Genres: Every genre…
Holy Motors is a film that defies logic on all levels. It follows a Monsieur Oscar (Denis Lavant) from dusk to dawn, as he assumes different personalities and passes through bizarre situations. The film switches from genre to genre, tone to tone from each situation to the next. Nothing really connects, yet it all flows together. And I’m not kidding when I say every genre is incorporated in here, just with a sheen of surrealism over it.

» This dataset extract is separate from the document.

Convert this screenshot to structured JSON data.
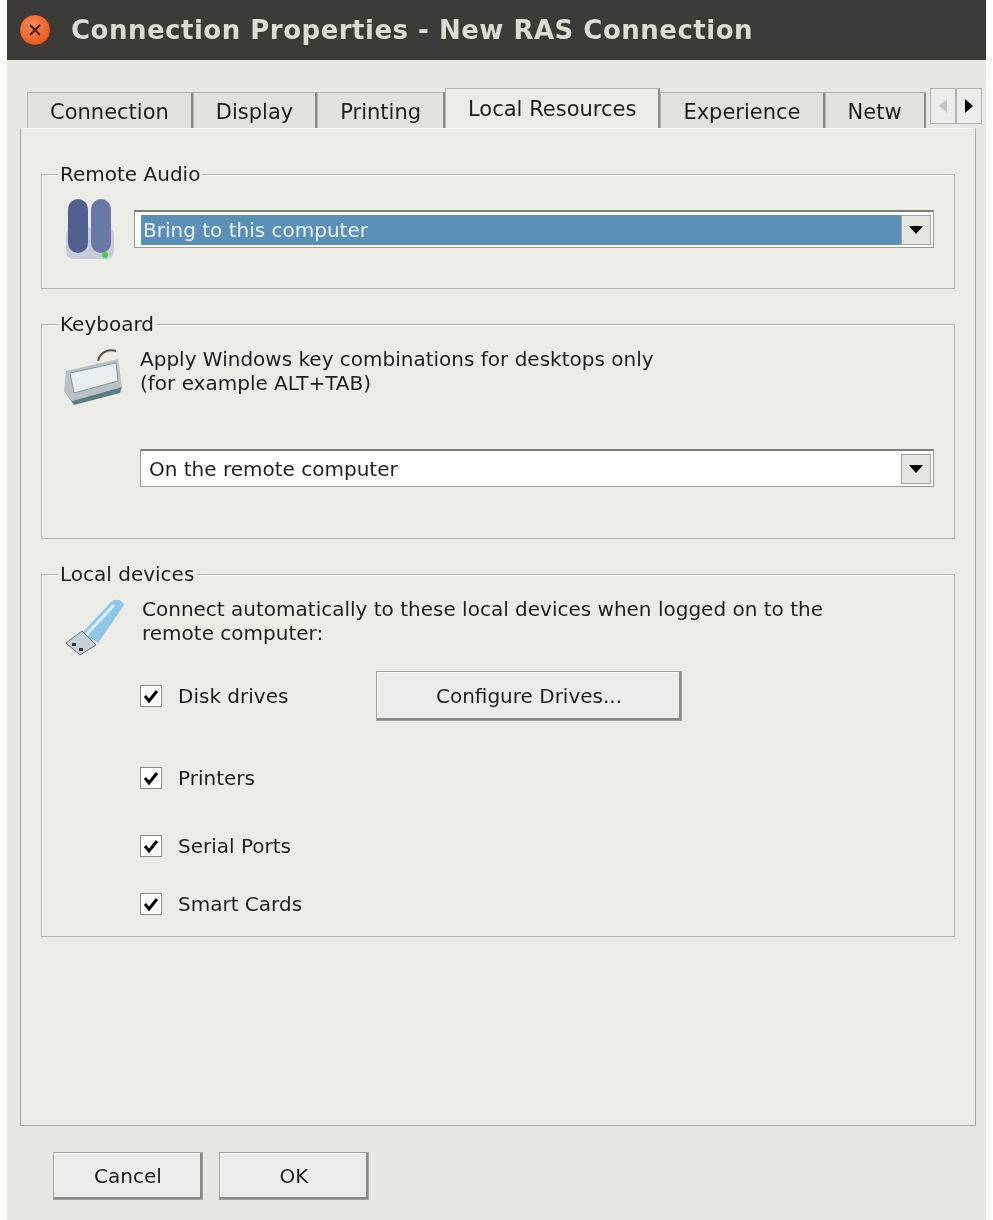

It can be that Holy Motors takes us on a journey through Carax’s tormented mind (his ex-wife passed away in 2011, leaving their 6-year-old daughter behind). There are many film references to be found as well. It has homages to previous works of Carax himself including Boy Meets Girl and Les Amants du Pont-Neuf. Architecture from Jacques Tati’s Mon Oncle finds its way in there, Kylie Minogue appears basically as Jean Seberg from Breathless, a chimpanzee reference is made to Nagisa Oshima’s Max Mon Amour and Edith Scob wears the iconic mask she wore half a century ago in Eyes Without a Face.

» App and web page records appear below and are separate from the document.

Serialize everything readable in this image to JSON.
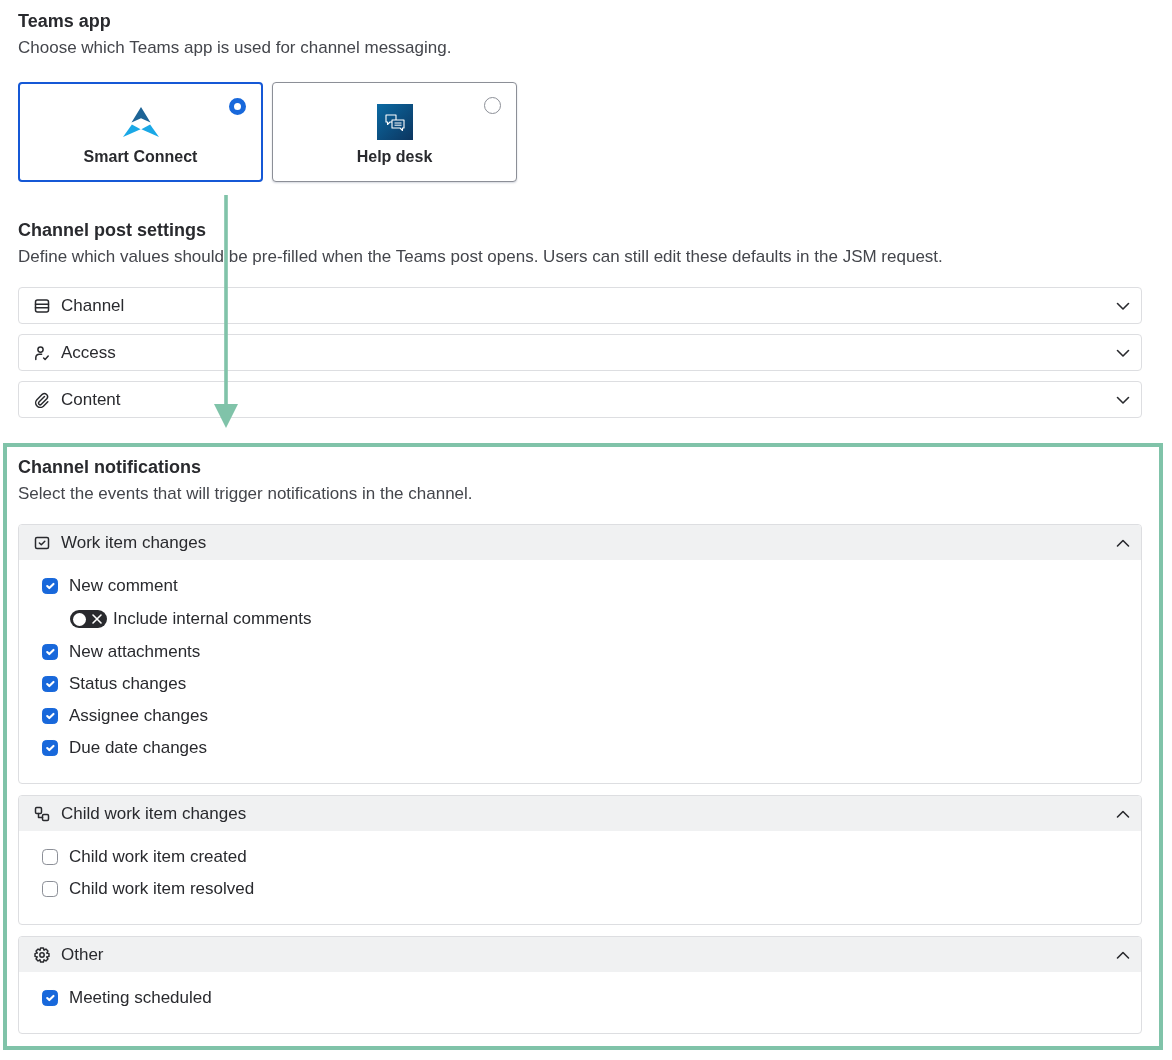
{
  "teams_app": {
    "title": "Teams app",
    "description": "Choose which Teams app is used for channel messaging.",
    "options": [
      {
        "label": "Smart Connect",
        "selected": true
      },
      {
        "label": "Help desk",
        "selected": false
      }
    ]
  },
  "channel_post_settings": {
    "title": "Channel post settings",
    "description": "Define which values should be pre-filled when the Teams post opens. Users can still edit these defaults in the JSM request.",
    "items": [
      {
        "label": "Channel",
        "expanded": false
      },
      {
        "label": "Access",
        "expanded": false
      },
      {
        "label": "Content",
        "expanded": false
      }
    ]
  },
  "channel_notifications": {
    "title": "Channel notifications",
    "description": "Select the events that will trigger notifications in the channel.",
    "highlighted": true,
    "groups": [
      {
        "label": "Work item changes",
        "expanded": true,
        "items": [
          {
            "kind": "checkbox",
            "label": "New comment",
            "checked": true,
            "children": [
              {
                "kind": "toggle",
                "label": "Include internal comments",
                "on": false
              }
            ]
          },
          {
            "kind": "checkbox",
            "label": "New attachments",
            "checked": true
          },
          {
            "kind": "checkbox",
            "label": "Status changes",
            "checked": true
          },
          {
            "kind": "checkbox",
            "label": "Assignee changes",
            "checked": true
          },
          {
            "kind": "checkbox",
            "label": "Due date changes",
            "checked": true
          }
        ]
      },
      {
        "label": "Child work item changes",
        "expanded": true,
        "items": [
          {
            "kind": "checkbox",
            "label": "Child work item created",
            "checked": false
          },
          {
            "kind": "checkbox",
            "label": "Child work item resolved",
            "checked": false
          }
        ]
      },
      {
        "label": "Other",
        "expanded": true,
        "items": [
          {
            "kind": "checkbox",
            "label": "Meeting scheduled",
            "checked": true
          }
        ]
      }
    ]
  }
}
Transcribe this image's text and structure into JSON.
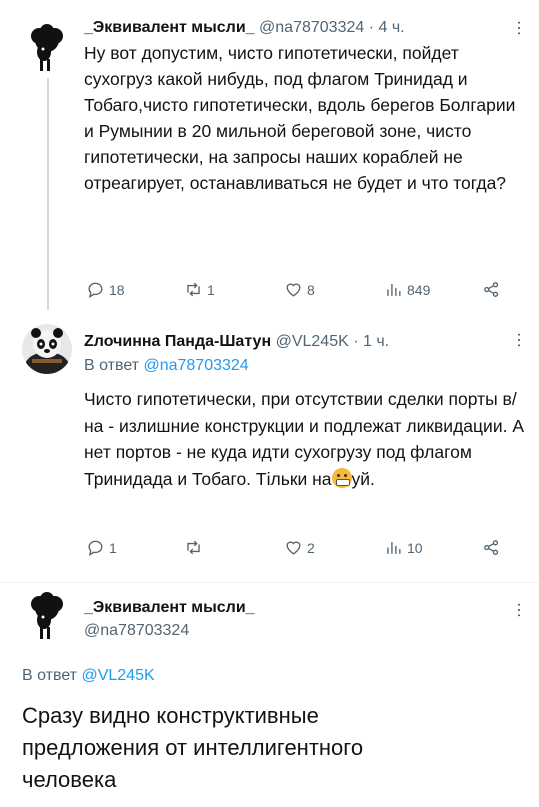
{
  "tweets": [
    {
      "name": "_Эквивалент мысли_",
      "handle": "@na78703324",
      "time": "· 4 ч.",
      "text": "Ну вот допустим, чисто гипотетически, пойдет сухогруз какой нибудь, под флагом Тринидад и Тобаго,чисто гипотетически, вдоль берегов Болгарии и Румынии в 20 мильной береговой зоне, чисто гипотетически, на запросы наших кораблей не отреагирует, останавливаться не будет и что тогда?",
      "stats": {
        "replies": "18",
        "retweets": "1",
        "likes": "8",
        "views": "849"
      },
      "avatar_icon": "black-sheep-avatar"
    },
    {
      "name": "Zлочинна Панда-Шатун",
      "handle": "@VL245K",
      "time": "· 1 ч.",
      "reply_prefix": "В ответ",
      "reply_handle": "@na78703324",
      "text": "Чисто гипотетически, при отсутствии сделки порты в/на - излишние конструкции и подлежат ликвидации. А нет портов - не куда идти сухогрузу под флагом Тринидада и Тобаго. Тільки на",
      "text_after_emoji": "уй.",
      "emoji": "grimacing-censored-emoji",
      "stats": {
        "replies": "1",
        "retweets": "",
        "likes": "2",
        "views": "10"
      },
      "avatar_icon": "kung-fu-panda-avatar"
    },
    {
      "name": "_Эквивалент мысли_",
      "handle": "@na78703324",
      "reply_prefix": "В ответ",
      "reply_handle": "@VL245K",
      "text": "Сразу видно конструктивные предложения от интеллигентного человека",
      "avatar_icon": "black-sheep-avatar"
    }
  ],
  "colors": {
    "link": "#1d9bf0",
    "muted": "#536471",
    "text": "#0f1419",
    "line": "#cfd9de"
  }
}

There may never be a proper explanation for Holy Motors, but it is definitely a cineliterate work that takes used parts of all types of cinema and stitches the together into a Frankenstein’s monster of a movie. Perhaps it’s a journey through cinema itself.

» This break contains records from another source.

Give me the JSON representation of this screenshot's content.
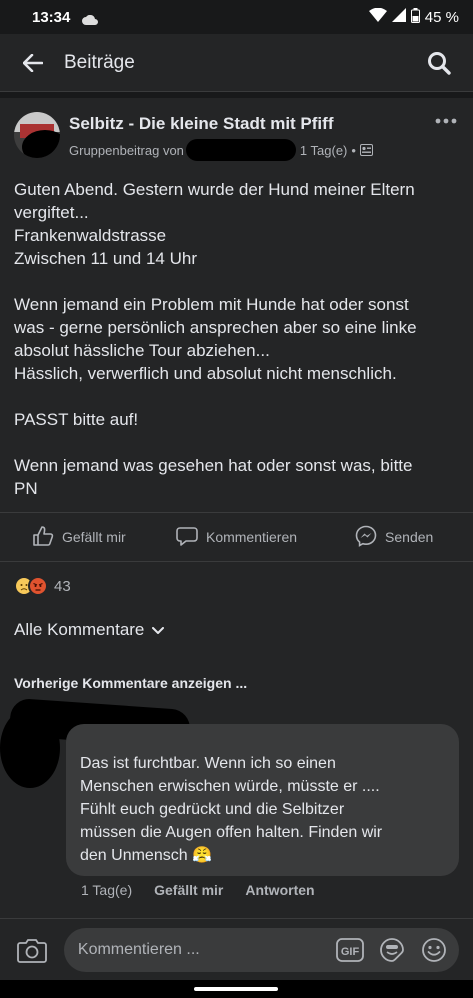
{
  "status_bar": {
    "time": "13:34",
    "battery": "45 %"
  },
  "app_bar": {
    "title": "Beiträge"
  },
  "post": {
    "group_name": "Selbitz - Die kleine Stadt mit Pfiff",
    "meta_prefix": "Gruppenbeitrag von",
    "time": "1 Tag(e)",
    "dot": "•",
    "text_lines": [
      "Guten Abend. Gestern wurde der Hund meiner Eltern",
      "vergiftet...",
      "Frankenwaldstrasse",
      "Zwischen 11 und 14 Uhr",
      "",
      "Wenn jemand ein Problem mit Hunde hat oder sonst",
      "was - gerne persönlich ansprechen aber so eine linke",
      "absolut hässliche Tour abziehen...",
      "Hässlich, verwerflich und absolut nicht menschlich.",
      "",
      "PASST bitte auf!",
      "",
      "Wenn jemand was gesehen hat oder sonst was, bitte",
      "PN"
    ],
    "actions": {
      "like": "Gefällt mir",
      "comment": "Kommentieren",
      "send": "Senden"
    },
    "reaction_count": "43"
  },
  "comments": {
    "filter_label": "Alle Kommentare",
    "previous_label": "Vorherige Kommentare anzeigen ...",
    "items": [
      {
        "text_lines": [
          "Das ist furchtbar. Wenn ich so einen",
          "Menschen erwischen würde, müsste er ....",
          "Fühlt euch gedrückt und die Selbitzer",
          "müssen die Augen offen halten. Finden wir",
          "den Unmensch"
        ],
        "emoji": "😤",
        "time": "1 Tag(e)",
        "like": "Gefällt mir",
        "reply": "Antworten"
      }
    ]
  },
  "composer": {
    "placeholder": "Kommentieren ...",
    "gif_label": "GIF"
  },
  "colors": {
    "background": "#18191a",
    "card": "#242526",
    "bubble": "#3a3b3c",
    "text_primary": "#e4e6eb",
    "text_secondary": "#b0b3b8"
  }
}
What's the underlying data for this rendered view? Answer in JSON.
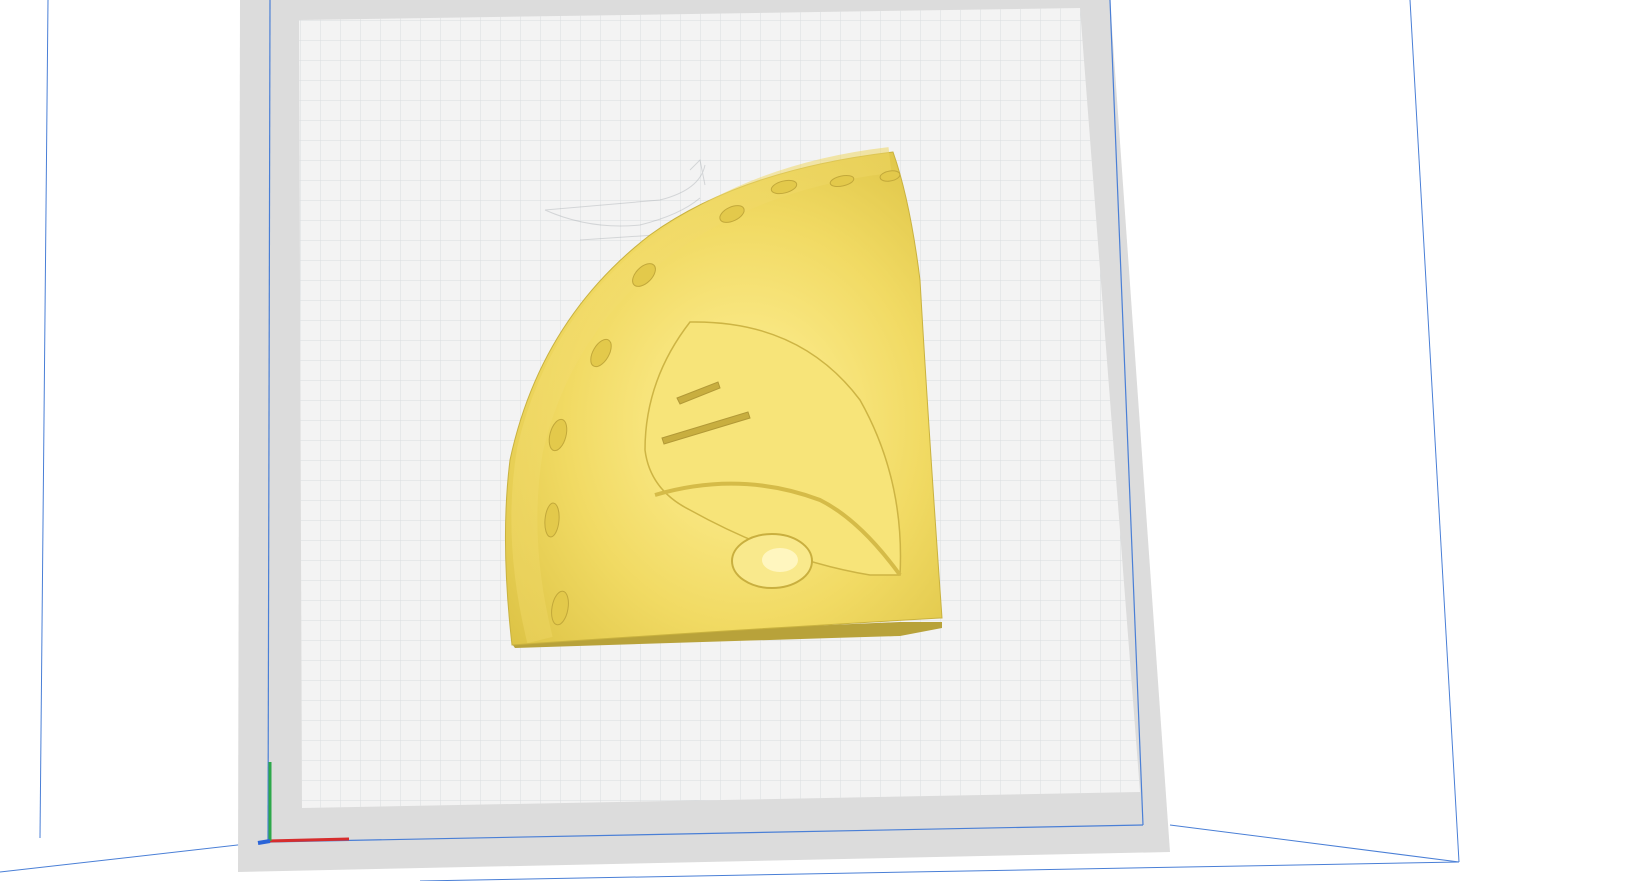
{
  "app": {
    "view": "3d-build-plate-viewport"
  },
  "scene": {
    "background_color": "#ffffff",
    "plate_color": "#f3f3f3",
    "plate_border_color": "#dcdcdc",
    "grid_color": "#d6dadd",
    "volume_edge_color": "#4a7fd6",
    "model_color": "#f2dd6b",
    "model_shadow_color": "#c9b23f",
    "axis_x_color": "#d62d2d",
    "axis_y_color": "#2ea84a",
    "axis_z_color": "#2a64d8"
  },
  "model": {
    "name": "helmet-quarter-shell",
    "selected": false
  },
  "axes": [
    {
      "name": "x-axis"
    },
    {
      "name": "y-axis"
    },
    {
      "name": "z-axis"
    }
  ]
}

2. The Handmaiden (2016)
Genres: Erotic thriller, Black comedy, Satire
Famous for combining dark subject matter with pitch back humour and some type of social satire, South Korean director Park Chan-wook’s latest film has been proclaimed by many as his best since 2003’s Oldboy. The film is structured in three parts (each with a title card, and each wrong-footing the audience with a different perspective on events), and is about a Korean con man’s plan to hire a woman to defraud a Japanese heiress by disguising her as a handmaiden.
Although much less sexually explicit, it is clear that Hitchcock’s works, from Vertigo to Rebecca, forms a tonal template for Park’s thriller. The psychosexual suspense is lushly staged and beautifully photographed (courtesy of DP Chung Chung-hoon), and is devilishly entertaining. With all this said, the darkly funny social commentary ever present in Park’s other works is not gone. In fact, it forms the meat of what the film is actually about.
An adaption of Sarah Water’s ‘Fingersmith’, the film is set in Japanese-occupied Korea rather than Victorian England, and it uses this setting to explore the modern day relationship between the two countries, criticize power structures in society, reveals the inherent perversion in human minds and most of all, give an empowering message to both women and the LGBT community through the sexually liberating and emotionally tender relationship at the centre of the film.
1. Drive (2011)
vGenres: Art-house drama, B-movie
The second time a Refn film appears in the list, Drive is a blending of ‘high and low art’, as the director says himself. Ryan Gosling plays an unnamed getaway driver who must get himself out of trouble and save the girl he loves. Refn says it’s his ‘superhero film’ but it’s really a B-movie with an art-house shell. It’s delicate masculinity covers the entire film and tension is created as you don’t know when the Driver will go bezerk.
The main character is moulded off Walter Hill’s The Driver and Alain Delon in Melville’s Le Samourai. Other tonal and stylistic influences include John Cassevetes’ The Killing of a Chinese Bookie and Hong Kong gangster films. Refn even cites Sixteen Candles as an influence on the romance. He says “The fantasy of love; the teenage view of love as this uncomplicated pleasure.”
Drive delivers on both ends; it’s a hugely entertaining, pulpy ride that does indeed have B-movie thrillers. Yet it also has quiet moments of contemplation a deed sense of personal connection to Gosling’s Driver. The film won Best Director at Cannes.
Author Bio: Kevin Ding is a young film student in Brisbane who has had experience with writing, cinematography and directing of short films. He has an interest in film criticism, and aspires one day to work in the film industry professionally.